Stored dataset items
● ● ● ● ●

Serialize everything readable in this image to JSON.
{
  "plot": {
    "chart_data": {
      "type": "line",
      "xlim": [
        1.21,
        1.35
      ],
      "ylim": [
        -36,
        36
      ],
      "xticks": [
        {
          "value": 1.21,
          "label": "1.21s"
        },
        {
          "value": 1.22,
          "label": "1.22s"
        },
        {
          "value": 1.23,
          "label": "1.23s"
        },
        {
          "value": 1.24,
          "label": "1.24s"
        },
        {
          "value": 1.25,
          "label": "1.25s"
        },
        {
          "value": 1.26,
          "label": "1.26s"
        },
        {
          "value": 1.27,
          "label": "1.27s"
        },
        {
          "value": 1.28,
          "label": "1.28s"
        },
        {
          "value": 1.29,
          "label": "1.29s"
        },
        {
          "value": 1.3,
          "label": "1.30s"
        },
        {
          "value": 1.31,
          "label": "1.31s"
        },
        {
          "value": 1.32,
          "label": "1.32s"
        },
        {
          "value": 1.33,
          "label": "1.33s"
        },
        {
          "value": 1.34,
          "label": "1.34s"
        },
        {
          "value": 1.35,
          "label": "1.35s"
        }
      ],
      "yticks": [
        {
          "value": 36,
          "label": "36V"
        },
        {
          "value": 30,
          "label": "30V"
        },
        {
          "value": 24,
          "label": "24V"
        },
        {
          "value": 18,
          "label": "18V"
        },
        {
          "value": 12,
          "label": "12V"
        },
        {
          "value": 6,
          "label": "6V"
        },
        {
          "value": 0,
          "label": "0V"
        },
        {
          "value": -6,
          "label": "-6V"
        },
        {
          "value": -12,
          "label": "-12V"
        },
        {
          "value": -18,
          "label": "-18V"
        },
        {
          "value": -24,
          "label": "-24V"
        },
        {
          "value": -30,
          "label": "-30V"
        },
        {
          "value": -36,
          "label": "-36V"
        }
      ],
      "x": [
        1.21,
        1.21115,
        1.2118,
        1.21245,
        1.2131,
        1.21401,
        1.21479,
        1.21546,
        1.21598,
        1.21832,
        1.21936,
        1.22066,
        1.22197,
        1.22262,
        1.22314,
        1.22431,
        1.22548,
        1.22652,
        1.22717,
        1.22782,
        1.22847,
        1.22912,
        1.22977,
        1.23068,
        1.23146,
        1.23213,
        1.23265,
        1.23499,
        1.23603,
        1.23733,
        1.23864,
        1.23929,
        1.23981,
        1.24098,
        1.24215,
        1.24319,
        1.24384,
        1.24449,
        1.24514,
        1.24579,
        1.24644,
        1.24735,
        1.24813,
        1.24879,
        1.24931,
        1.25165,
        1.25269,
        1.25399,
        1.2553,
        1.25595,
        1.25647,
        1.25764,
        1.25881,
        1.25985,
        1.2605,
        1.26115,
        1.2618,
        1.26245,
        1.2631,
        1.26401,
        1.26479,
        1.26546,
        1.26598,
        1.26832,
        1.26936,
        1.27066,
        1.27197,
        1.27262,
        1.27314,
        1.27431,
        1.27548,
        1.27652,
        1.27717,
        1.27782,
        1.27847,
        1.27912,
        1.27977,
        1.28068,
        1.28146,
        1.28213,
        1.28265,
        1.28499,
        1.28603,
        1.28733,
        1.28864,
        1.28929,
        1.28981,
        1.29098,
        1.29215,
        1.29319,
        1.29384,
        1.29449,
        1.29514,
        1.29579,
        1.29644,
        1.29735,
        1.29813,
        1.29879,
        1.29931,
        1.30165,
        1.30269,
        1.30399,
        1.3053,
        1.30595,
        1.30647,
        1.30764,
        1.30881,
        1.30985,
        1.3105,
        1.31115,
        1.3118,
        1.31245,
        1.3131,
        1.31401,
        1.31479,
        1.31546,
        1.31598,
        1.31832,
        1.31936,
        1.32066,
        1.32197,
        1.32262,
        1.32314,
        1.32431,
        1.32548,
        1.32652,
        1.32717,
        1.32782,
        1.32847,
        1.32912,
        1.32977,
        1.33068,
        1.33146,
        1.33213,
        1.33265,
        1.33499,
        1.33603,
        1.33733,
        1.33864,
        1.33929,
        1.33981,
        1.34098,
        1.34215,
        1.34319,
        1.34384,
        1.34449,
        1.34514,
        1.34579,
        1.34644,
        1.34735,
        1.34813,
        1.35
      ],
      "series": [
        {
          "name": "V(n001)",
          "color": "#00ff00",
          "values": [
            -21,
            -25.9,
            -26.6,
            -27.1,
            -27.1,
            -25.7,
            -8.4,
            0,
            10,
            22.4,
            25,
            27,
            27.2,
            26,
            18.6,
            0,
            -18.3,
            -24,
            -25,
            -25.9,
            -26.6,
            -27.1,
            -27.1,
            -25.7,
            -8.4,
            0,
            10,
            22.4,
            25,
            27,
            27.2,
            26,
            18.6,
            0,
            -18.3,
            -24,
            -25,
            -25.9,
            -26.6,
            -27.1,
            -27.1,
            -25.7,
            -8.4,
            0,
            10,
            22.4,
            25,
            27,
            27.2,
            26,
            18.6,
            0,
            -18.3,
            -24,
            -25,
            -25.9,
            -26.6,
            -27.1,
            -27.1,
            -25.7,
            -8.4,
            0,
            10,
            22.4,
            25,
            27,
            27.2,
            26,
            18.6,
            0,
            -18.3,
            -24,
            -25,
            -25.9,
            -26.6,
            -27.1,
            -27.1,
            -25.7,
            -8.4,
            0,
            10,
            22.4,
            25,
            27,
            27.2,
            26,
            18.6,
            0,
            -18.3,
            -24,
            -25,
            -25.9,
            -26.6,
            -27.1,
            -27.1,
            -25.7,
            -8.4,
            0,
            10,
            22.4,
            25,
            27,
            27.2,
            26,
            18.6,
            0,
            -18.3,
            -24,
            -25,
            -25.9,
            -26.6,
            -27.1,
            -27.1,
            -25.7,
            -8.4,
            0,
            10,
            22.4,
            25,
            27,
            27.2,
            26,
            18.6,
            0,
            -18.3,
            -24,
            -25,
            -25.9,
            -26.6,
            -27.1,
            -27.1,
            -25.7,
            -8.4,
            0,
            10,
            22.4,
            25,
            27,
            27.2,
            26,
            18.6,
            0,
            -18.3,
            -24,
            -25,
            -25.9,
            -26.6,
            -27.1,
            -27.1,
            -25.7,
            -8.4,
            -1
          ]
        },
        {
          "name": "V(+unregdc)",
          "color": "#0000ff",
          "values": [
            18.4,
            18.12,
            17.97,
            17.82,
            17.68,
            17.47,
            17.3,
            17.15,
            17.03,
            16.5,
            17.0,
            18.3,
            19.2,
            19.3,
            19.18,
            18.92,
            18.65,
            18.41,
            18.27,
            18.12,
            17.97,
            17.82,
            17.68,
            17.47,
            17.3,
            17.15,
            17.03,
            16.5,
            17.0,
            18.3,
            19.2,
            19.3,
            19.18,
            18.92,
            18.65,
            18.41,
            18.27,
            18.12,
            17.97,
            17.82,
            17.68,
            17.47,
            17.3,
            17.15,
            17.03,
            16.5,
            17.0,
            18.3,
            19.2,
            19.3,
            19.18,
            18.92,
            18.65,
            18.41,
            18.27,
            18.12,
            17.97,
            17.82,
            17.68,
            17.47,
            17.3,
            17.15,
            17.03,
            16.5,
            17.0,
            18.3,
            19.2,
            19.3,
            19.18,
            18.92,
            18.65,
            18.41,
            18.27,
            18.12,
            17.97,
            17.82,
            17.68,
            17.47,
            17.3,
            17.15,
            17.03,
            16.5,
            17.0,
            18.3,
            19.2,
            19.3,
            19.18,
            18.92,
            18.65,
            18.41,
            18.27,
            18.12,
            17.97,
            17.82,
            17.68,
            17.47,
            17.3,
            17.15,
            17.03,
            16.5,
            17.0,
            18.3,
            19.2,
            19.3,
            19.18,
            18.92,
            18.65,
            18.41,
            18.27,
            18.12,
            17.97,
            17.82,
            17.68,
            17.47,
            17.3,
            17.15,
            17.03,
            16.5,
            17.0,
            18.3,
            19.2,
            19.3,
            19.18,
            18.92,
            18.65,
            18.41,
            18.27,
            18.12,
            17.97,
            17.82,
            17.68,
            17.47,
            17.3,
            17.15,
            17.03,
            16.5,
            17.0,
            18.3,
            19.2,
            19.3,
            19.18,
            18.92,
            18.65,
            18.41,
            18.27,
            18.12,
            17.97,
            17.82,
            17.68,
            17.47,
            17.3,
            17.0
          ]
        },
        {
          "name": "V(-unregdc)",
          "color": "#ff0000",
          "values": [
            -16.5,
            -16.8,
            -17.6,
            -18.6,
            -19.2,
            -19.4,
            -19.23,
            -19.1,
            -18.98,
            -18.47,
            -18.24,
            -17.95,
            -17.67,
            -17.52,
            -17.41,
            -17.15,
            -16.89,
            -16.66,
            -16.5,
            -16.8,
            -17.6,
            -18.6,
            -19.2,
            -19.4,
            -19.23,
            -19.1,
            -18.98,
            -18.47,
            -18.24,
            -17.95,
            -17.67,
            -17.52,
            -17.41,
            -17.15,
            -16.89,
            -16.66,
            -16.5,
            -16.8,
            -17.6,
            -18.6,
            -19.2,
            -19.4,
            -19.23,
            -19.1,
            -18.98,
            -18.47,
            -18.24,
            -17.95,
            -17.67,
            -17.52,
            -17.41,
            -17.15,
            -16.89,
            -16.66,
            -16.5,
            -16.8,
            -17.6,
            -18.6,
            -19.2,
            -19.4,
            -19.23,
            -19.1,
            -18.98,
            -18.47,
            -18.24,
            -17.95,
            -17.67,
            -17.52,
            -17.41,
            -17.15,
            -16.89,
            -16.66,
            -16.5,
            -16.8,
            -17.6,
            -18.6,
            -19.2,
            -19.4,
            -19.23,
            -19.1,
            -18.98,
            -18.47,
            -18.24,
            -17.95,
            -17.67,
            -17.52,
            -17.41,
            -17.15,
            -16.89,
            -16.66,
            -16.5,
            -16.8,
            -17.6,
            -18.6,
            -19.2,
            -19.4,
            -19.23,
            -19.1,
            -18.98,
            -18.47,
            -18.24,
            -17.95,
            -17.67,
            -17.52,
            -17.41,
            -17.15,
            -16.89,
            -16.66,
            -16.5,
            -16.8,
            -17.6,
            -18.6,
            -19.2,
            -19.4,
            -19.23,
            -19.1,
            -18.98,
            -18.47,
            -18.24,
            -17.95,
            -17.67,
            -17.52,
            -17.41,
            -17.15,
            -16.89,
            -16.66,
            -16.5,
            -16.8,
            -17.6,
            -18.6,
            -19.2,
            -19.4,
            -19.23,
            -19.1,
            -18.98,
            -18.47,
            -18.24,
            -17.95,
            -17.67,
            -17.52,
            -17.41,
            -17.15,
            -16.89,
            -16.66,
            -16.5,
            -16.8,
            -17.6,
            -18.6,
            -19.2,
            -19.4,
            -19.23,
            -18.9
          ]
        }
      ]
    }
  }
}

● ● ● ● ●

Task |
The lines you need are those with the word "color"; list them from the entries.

Written answer |
          "color": "#00ff00",
          "color": "#0000ff",
          "color": "#ff0000",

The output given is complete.